Is ice a solid liquid or a gas

3.3 The physical states of the substances

Attempt:
A piece of ice is slowly heated.
During this process, the solid ice slowly changes into the liquid water. If this liquid is brought to the boiling point by heating, then the liquid water changes into a gaseous state, water vapor is produced.

The three states of solid, liquid and gaseous are called the three physical states of substances.
Depending on their physical state, substances have different properties, which can be explained with the help of the particle model.
 

the particle model can be used to explain many properties of substances.

a. Solid state.
With a lot of effort you can certainly deform a steel beam slightly with a sledgehammer, but this is only possible with a great deal of force.
The particle model shows us that the particles occupy fixed positions and that there are great forces of attraction between the particles. If you deform a piece of steel, you have to overcome these attractive forces, so the particles are difficult to move.

If you want to cut through a steel beam, you have to use a hacksaw. Again you have to overcome the forces of attraction between the particles.

It is practically impossible to compress a solid. In the particle model, the particles are arranged very close to one another, so they can hardly be compressed.

As soon as the temperature is above absolute zero, the particles move slightly in the fixed place they occupy in the solid. An improved particle model for a solid is therefore:

 
 
 

b. Liquid state
The properties of liquids can also be explained with the help of the particle model. Liquids are very easy to separate, for example by pouring them into several portions.

The particle model shows us that the particles do not occupy fixed positions and that they can move relative to one another. This also explains why liquids take the shape of a vessel. The relatively weak forces of attraction between the particles allow them to move freely within the volume occupied by the liquid.

However, if you want to compress a liquid, you will quickly discover that this is very difficult. Here, too, the particle model gives a simple explanation. As can be seen from the model, the particles are also arranged relatively close to one another in liquids. The distances between the particles are only slightly larger than in a solid. It is therefore hardly possible to compress them.
In liquids, particles are in constant motion. An improved particle model for a liquid is therefore:

 

 c. Gaseous state
In contrast to solids and liquids, gases can be compressed very easily. If you look at the particle model of gases, you will notice that the distances between the particles are very large. Therefore it is also easy to compress a gas, one only reduces the distances between the particles.

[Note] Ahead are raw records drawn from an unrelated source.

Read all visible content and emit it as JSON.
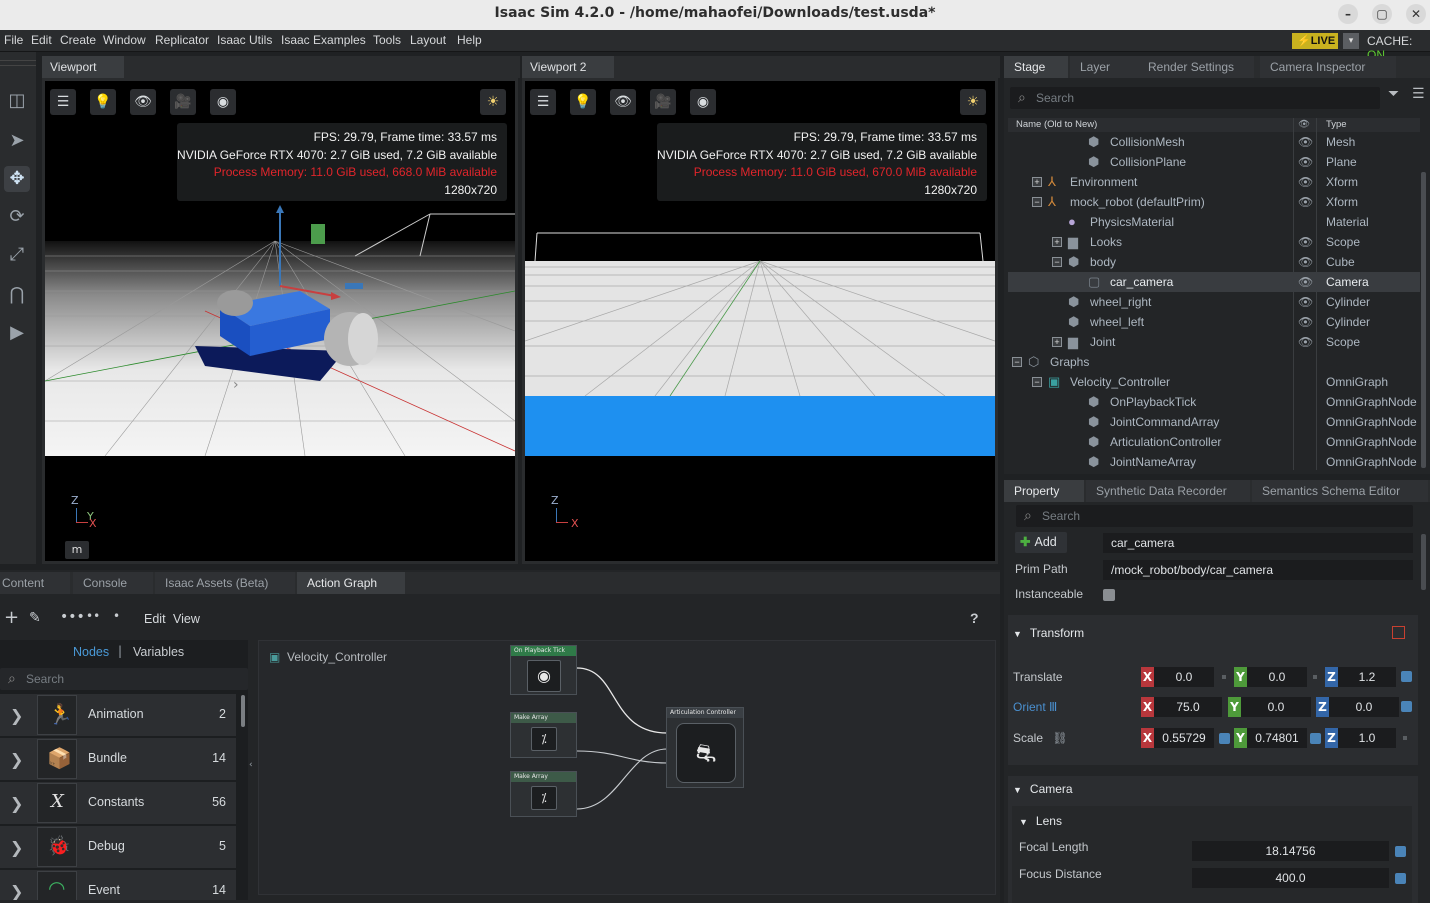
{
  "window": {
    "title": "Isaac Sim 4.2.0 - /home/mahaofei/Downloads/test.usda*",
    "controls": [
      "–",
      "▢",
      "✕"
    ]
  },
  "menu": [
    "File",
    "Edit",
    "Create",
    "Window",
    "Replicator",
    "Isaac Utils",
    "Isaac Examples",
    "Tools",
    "Layout",
    "Help"
  ],
  "status": {
    "live": "LIVE",
    "cache_label": "CACHE:",
    "cache_state": "ON",
    "live_color": "#c9b21f",
    "cache_color": "#5ecb32"
  },
  "viewport1": {
    "tab": "Viewport",
    "fps": "FPS: 29.79, Frame time: 33.57 ms",
    "gpu": "NVIDIA GeForce RTX 4070: 2.7 GiB used, 7.2 GiB available",
    "memory": "Process Memory: 11.0 GiB used, 668.0 MiB available",
    "resolution": "1280x720",
    "unit": "m",
    "axis_z": "Z",
    "axis_y": "Y",
    "axis_x": "X"
  },
  "viewport2": {
    "tab": "Viewport 2",
    "fps": "FPS: 29.79, Frame time: 33.57 ms",
    "gpu": "NVIDIA GeForce RTX 4070: 2.7 GiB used, 7.2 GiB available",
    "memory": "Process Memory: 11.0 GiB used, 670.0 MiB available",
    "resolution": "1280x720",
    "axis_z": "Z",
    "axis_x": "X"
  },
  "stage": {
    "tabs": [
      "Stage",
      "Layer",
      "Render Settings",
      "Camera Inspector"
    ],
    "search_placeholder": "Search",
    "col_name": "Name (Old to New)",
    "col_type": "Type",
    "rows": [
      {
        "name": "CollisionMesh",
        "type": "Mesh",
        "icon": "cube-icon",
        "expander": "",
        "eye": true
      },
      {
        "name": "CollisionPlane",
        "type": "Plane",
        "icon": "cube-icon",
        "expander": "",
        "eye": true
      },
      {
        "name": "Environment",
        "type": "Xform",
        "icon": "xform-icon",
        "expander": "+",
        "eye": true
      },
      {
        "name": "mock_robot (defaultPrim)",
        "type": "Xform",
        "icon": "xform-icon",
        "expander": "-",
        "eye": true
      },
      {
        "name": "PhysicsMaterial",
        "type": "Material",
        "icon": "sphere-icon",
        "expander": "",
        "eye": false
      },
      {
        "name": "Looks",
        "type": "Scope",
        "icon": "folder-icon",
        "expander": "+",
        "eye": true
      },
      {
        "name": "body",
        "type": "Cube",
        "icon": "cube-icon",
        "expander": "-",
        "eye": true
      },
      {
        "name": "car_camera",
        "type": "Camera",
        "icon": "camera-icon",
        "expander": "",
        "eye": true
      },
      {
        "name": "wheel_right",
        "type": "Cylinder",
        "icon": "cube-icon",
        "expander": "",
        "eye": true
      },
      {
        "name": "wheel_left",
        "type": "Cylinder",
        "icon": "cube-icon",
        "expander": "",
        "eye": true
      },
      {
        "name": "Joint",
        "type": "Scope",
        "icon": "folder-icon",
        "expander": "+",
        "eye": true
      },
      {
        "name": "Graphs",
        "type": "",
        "icon": "graph-icon",
        "expander": "-",
        "eye": false
      },
      {
        "name": "Velocity_Controller",
        "type": "OmniGraph",
        "icon": "omnigraph-icon",
        "expander": "-",
        "eye": false
      },
      {
        "name": "OnPlaybackTick",
        "type": "OmniGraphNode",
        "icon": "cube-icon",
        "expander": "",
        "eye": false
      },
      {
        "name": "JointCommandArray",
        "type": "OmniGraphNode",
        "icon": "cube-icon",
        "expander": "",
        "eye": false
      },
      {
        "name": "ArticulationController",
        "type": "OmniGraphNode",
        "icon": "cube-icon",
        "expander": "",
        "eye": false
      },
      {
        "name": "JointNameArray",
        "type": "OmniGraphNode",
        "icon": "cube-icon",
        "expander": "",
        "eye": false
      }
    ]
  },
  "property": {
    "tabs": [
      "Property",
      "Synthetic Data Recorder",
      "Semantics Schema Editor"
    ],
    "search_placeholder": "Search",
    "add_label": "Add",
    "prim_name": "car_camera",
    "prim_path_label": "Prim Path",
    "prim_path": "/mock_robot/body/car_camera",
    "instanceable_label": "Instanceable",
    "transform": {
      "header": "Transform",
      "translate_label": "Translate",
      "translate": {
        "x": "0.0",
        "y": "0.0",
        "z": "1.2"
      },
      "orient_label": "Orient",
      "orient": {
        "x": "75.0",
        "y": "0.0",
        "z": "0.0"
      },
      "scale_label": "Scale",
      "scale": {
        "x": "0.55729",
        "y": "0.74801",
        "z": "1.0"
      }
    },
    "camera": {
      "header": "Camera",
      "lens_header": "Lens",
      "focal_length_label": "Focal Length",
      "focal_length": "18.14756",
      "focus_distance_label": "Focus Distance",
      "focus_distance": "400.0"
    }
  },
  "bottom": {
    "tabs": [
      "Content",
      "Console",
      "Isaac Assets (Beta)",
      "Action Graph"
    ],
    "toolbar": {
      "edit": "Edit",
      "view": "View",
      "help": "?"
    },
    "nodes_label": "Nodes",
    "variables_label": "Variables",
    "search_placeholder": "Search",
    "categories": [
      {
        "name": "Animation",
        "count": "2",
        "icon": "running-icon"
      },
      {
        "name": "Bundle",
        "count": "14",
        "icon": "box-icon"
      },
      {
        "name": "Constants",
        "count": "56",
        "icon": "x-variable-icon"
      },
      {
        "name": "Debug",
        "count": "5",
        "icon": "bug-icon"
      },
      {
        "name": "Event",
        "count": "14",
        "icon": "signal-icon"
      }
    ],
    "graph_name": "Velocity_Controller",
    "graph_nodes": {
      "tick": "On Playback Tick",
      "make1": "Make Array",
      "make2": "Make Array",
      "artic": "Articulation Controller"
    }
  }
}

The gas particles move chaotically and very quickly, which is why gases take up every space that is made available to them. An improved particle model for a gas is therefore:

 

The particle model also allows to explain how a substance can change from one physical state to another:
Transitions between the aggregate states